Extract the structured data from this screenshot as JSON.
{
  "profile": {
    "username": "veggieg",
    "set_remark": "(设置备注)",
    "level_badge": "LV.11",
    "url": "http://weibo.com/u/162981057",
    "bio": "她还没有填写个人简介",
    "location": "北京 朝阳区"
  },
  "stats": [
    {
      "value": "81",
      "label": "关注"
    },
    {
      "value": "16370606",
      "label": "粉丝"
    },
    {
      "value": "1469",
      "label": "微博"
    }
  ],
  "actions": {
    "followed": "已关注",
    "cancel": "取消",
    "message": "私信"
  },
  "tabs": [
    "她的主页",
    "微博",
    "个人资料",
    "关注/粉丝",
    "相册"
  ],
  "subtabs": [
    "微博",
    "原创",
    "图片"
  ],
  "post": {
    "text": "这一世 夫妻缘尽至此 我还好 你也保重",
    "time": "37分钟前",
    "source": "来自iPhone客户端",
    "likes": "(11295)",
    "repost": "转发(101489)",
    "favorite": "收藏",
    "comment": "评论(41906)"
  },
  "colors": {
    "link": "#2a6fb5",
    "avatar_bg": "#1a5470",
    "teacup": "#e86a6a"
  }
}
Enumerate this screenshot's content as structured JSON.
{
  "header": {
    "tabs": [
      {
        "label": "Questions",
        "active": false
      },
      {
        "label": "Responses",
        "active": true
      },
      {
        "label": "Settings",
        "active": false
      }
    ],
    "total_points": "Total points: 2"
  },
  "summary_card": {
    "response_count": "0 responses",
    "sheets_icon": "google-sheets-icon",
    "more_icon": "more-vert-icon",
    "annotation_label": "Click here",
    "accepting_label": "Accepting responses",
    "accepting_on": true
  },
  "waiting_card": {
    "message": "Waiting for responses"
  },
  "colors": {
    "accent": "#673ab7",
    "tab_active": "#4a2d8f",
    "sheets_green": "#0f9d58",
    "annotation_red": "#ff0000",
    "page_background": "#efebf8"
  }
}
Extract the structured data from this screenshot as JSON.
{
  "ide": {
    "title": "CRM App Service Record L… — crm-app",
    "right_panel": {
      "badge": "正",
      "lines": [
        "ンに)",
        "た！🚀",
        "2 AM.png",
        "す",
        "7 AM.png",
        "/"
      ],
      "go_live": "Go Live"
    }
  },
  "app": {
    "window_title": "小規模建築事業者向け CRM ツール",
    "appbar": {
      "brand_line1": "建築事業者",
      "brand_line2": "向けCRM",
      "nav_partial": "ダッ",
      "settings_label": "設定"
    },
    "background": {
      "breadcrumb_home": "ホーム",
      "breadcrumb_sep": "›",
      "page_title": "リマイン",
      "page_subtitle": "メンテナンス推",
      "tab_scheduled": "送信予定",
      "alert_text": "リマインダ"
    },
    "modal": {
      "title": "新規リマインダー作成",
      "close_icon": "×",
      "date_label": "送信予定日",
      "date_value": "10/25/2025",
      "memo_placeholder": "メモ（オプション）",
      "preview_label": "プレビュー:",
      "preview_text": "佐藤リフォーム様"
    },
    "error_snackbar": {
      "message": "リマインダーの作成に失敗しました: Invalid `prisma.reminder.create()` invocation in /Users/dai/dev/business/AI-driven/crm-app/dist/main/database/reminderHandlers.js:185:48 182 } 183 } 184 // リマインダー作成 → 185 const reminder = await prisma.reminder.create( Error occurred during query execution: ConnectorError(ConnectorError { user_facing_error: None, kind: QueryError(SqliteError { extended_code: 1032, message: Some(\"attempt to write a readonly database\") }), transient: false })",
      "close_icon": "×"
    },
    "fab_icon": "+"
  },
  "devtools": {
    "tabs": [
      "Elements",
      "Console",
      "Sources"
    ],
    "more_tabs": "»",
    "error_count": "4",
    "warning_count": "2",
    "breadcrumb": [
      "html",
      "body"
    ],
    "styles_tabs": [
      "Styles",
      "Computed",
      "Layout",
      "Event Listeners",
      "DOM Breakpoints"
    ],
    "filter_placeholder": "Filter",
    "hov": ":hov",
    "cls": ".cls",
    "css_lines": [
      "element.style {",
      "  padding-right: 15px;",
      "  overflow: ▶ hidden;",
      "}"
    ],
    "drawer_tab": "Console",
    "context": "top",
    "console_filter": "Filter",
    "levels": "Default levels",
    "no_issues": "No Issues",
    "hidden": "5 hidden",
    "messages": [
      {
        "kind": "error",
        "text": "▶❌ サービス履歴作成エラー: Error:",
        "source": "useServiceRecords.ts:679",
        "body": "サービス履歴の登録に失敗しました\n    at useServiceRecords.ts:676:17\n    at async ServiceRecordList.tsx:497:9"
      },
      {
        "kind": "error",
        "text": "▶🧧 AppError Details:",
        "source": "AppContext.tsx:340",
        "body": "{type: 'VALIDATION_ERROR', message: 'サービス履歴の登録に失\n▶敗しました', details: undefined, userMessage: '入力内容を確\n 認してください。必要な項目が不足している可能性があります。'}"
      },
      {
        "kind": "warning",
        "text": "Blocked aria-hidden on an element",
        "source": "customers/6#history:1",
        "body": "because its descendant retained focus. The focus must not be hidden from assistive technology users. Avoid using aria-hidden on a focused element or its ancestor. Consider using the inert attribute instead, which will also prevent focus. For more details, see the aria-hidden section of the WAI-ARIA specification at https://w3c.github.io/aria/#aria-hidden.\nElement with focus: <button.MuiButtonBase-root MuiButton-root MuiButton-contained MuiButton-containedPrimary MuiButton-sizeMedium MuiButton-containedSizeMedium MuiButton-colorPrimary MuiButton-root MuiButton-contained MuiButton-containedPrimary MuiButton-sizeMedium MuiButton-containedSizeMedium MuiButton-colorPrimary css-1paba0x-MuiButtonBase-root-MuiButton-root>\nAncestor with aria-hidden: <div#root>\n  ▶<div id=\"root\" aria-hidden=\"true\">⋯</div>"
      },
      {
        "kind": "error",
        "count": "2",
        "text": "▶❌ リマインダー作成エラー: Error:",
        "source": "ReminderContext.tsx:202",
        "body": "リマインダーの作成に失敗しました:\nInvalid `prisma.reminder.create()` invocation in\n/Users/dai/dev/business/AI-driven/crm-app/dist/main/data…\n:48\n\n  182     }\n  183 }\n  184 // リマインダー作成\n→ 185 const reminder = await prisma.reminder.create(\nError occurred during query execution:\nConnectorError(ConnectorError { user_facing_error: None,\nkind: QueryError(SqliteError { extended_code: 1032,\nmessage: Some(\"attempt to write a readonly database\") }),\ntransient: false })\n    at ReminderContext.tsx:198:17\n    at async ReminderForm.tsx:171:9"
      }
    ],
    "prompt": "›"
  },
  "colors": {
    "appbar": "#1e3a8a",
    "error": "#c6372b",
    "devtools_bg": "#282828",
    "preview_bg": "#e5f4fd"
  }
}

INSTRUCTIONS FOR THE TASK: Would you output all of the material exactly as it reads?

RESPONSE:
Extract the structured data from this screenshot as JSON.
{
  "profile": {
    "username": "veggieg",
    "set_remark": "(设置备注)",
    "level_badge": "LV.11",
    "url": "http://weibo.com/u/162981057",
    "bio": "她还没有填写个人简介",
    "location": "北京 朝阳区"
  },
  "stats": [
    {
      "value": "81",
      "label": "关注"
    },
    {
      "value": "16370606",
      "label": "粉丝"
    },
    {
      "value": "1469",
      "label": "微博"
    }
  ],
  "actions": {
    "followed": "已关注",
    "cancel": "取消",
    "message": "私信"
  },
  "tabs": [
    "她的主页",
    "微博",
    "个人资料",
    "关注/粉丝",
    "相册"
  ],
  "subtabs": [
    "微博",
    "原创",
    "图片"
  ],
  "post": {
    "text": "这一世 夫妻缘尽至此 我还好 你也保重",
    "time": "37分钟前",
    "source": "来自iPhone客户端",
    "likes": "(11295)",
    "repost": "转发(101489)",
    "favorite": "收藏",
    "comment": "评论(41906)"
  },
  "colors": {
    "link": "#2a6fb5",
    "avatar_bg": "#1a5470",
    "teacup": "#e86a6a"
  }
}
Enumerate this screenshot's content as structured JSON.
{
  "header": {
    "tabs": [
      {
        "label": "Questions",
        "active": false
      },
      {
        "label": "Responses",
        "active": true
      },
      {
        "label": "Settings",
        "active": false
      }
    ],
    "total_points": "Total points: 2"
  },
  "summary_card": {
    "response_count": "0 responses",
    "sheets_icon": "google-sheets-icon",
    "more_icon": "more-vert-icon",
    "annotation_label": "Click here",
    "accepting_label": "Accepting responses",
    "accepting_on": true
  },
  "waiting_card": {
    "message": "Waiting for responses"
  },
  "colors": {
    "accent": "#673ab7",
    "tab_active": "#4a2d8f",
    "sheets_green": "#0f9d58",
    "annotation_red": "#ff0000",
    "page_background": "#efebf8"
  }
}
Extract the structured data from this screenshot as JSON.
{
  "ide": {
    "title": "CRM App Service Record L… — crm-app",
    "right_panel": {
      "badge": "正",
      "lines": [
        "ンに)",
        "た！🚀",
        "2 AM.png",
        "す",
        "7 AM.png",
        "/"
      ],
      "go_live": "Go Live"
    }
  },
  "app": {
    "window_title": "小規模建築事業者向け CRM ツール",
    "appbar": {
      "brand_line1": "建築事業者",
      "brand_line2": "向けCRM",
      "nav_partial": "ダッ",
      "settings_label": "設定"
    },
    "background": {
      "breadcrumb_home": "ホーム",
      "breadcrumb_sep": "›",
      "page_title": "リマイン",
      "page_subtitle": "メンテナンス推",
      "tab_scheduled": "送信予定",
      "alert_text": "リマインダ"
    },
    "modal": {
      "title": "新規リマインダー作成",
      "close_icon": "×",
      "date_label": "送信予定日",
      "date_value": "10/25/2025",
      "memo_placeholder": "メモ（オプション）",
      "preview_label": "プレビュー:",
      "preview_text": "佐藤リフォーム様"
    },
    "error_snackbar": {
      "message": "リマインダーの作成に失敗しました: Invalid `prisma.reminder.create()` invocation in /Users/dai/dev/business/AI-driven/crm-app/dist/main/database/reminderHandlers.js:185:48 182 } 183 } 184 // リマインダー作成 → 185 const reminder = await prisma.reminder.create( Error occurred during query execution: ConnectorError(ConnectorError { user_facing_error: None, kind: QueryError(SqliteError { extended_code: 1032, message: Some(\"attempt to write a readonly database\") }), transient: false })",
      "close_icon": "×"
    },
    "fab_icon": "+"
  },
  "devtools": {
    "tabs": [
      "Elements",
      "Console",
      "Sources"
    ],
    "more_tabs": "»",
    "error_count": "4",
    "warning_count": "2",
    "breadcrumb": [
      "html",
      "body"
    ],
    "styles_tabs": [
      "Styles",
      "Computed",
      "Layout",
      "Event Listeners",
      "DOM Breakpoints"
    ],
    "filter_placeholder": "Filter",
    "hov": ":hov",
    "cls": ".cls",
    "css_lines": [
      "element.style {",
      "  padding-right: 15px;",
      "  overflow: ▶ hidden;",
      "}"
    ],
    "drawer_tab": "Console",
    "context": "top",
    "console_filter": "Filter",
    "levels": "Default levels",
    "no_issues": "No Issues",
    "hidden": "5 hidden",
    "messages": [
      {
        "kind": "error",
        "text": "▶❌ サービス履歴作成エラー: Error:",
        "source": "useServiceRecords.ts:679",
        "body": "サービス履歴の登録に失敗しました\n    at useServiceRecords.ts:676:17\n    at async ServiceRecordList.tsx:497:9"
      },
      {
        "kind": "error",
        "text": "▶🧧 AppError Details:",
        "source": "AppContext.tsx:340",
        "body": "{type: 'VALIDATION_ERROR', message: 'サービス履歴の登録に失\n▶敗しました', details: undefined, userMessage: '入力内容を確\n 認してください。必要な項目が不足している可能性があります。'}"
      },
      {
        "kind": "warning",
        "text": "Blocked aria-hidden on an element",
        "source": "customers/6#history:1",
        "body": "because its descendant retained focus. The focus must not be hidden from assistive technology users. Avoid using aria-hidden on a focused element or its ancestor. Consider using the inert attribute instead, which will also prevent focus. For more details, see the aria-hidden section of the WAI-ARIA specification at https://w3c.github.io/aria/#aria-hidden.\nElement with focus: <button.MuiButtonBase-root MuiButton-root MuiButton-contained MuiButton-containedPrimary MuiButton-sizeMedium MuiButton-containedSizeMedium MuiButton-colorPrimary MuiButton-root MuiButton-contained MuiButton-containedPrimary MuiButton-sizeMedium MuiButton-containedSizeMedium MuiButton-colorPrimary css-1paba0x-MuiButtonBase-root-MuiButton-root>\nAncestor with aria-hidden: <div#root>\n  ▶<div id=\"root\" aria-hidden=\"true\">⋯</div>"
      },
      {
        "kind": "error",
        "count": "2",
        "text": "▶❌ リマインダー作成エラー: Error:",
        "source": "ReminderContext.tsx:202",
        "body": "リマインダーの作成に失敗しました:\nInvalid `prisma.reminder.create()` invocation in\n/Users/dai/dev/business/AI-driven/crm-app/dist/main/data…\n:48\n\n  182     }\n  183 }\n  184 // リマインダー作成\n→ 185 const reminder = await prisma.reminder.create(\nError occurred during query execution:\nConnectorError(ConnectorError { user_facing_error: None,\nkind: QueryError(SqliteError { extended_code: 1032,\nmessage: Some(\"attempt to write a readonly database\") }),\ntransient: false })\n    at ReminderContext.tsx:198:17\n    at async ReminderForm.tsx:171:9"
      }
    ],
    "prompt": "›"
  },
  "colors": {
    "appbar": "#1e3a8a",
    "error": "#c6372b",
    "devtools_bg": "#282828",
    "preview_bg": "#e5f4fd"
  }
}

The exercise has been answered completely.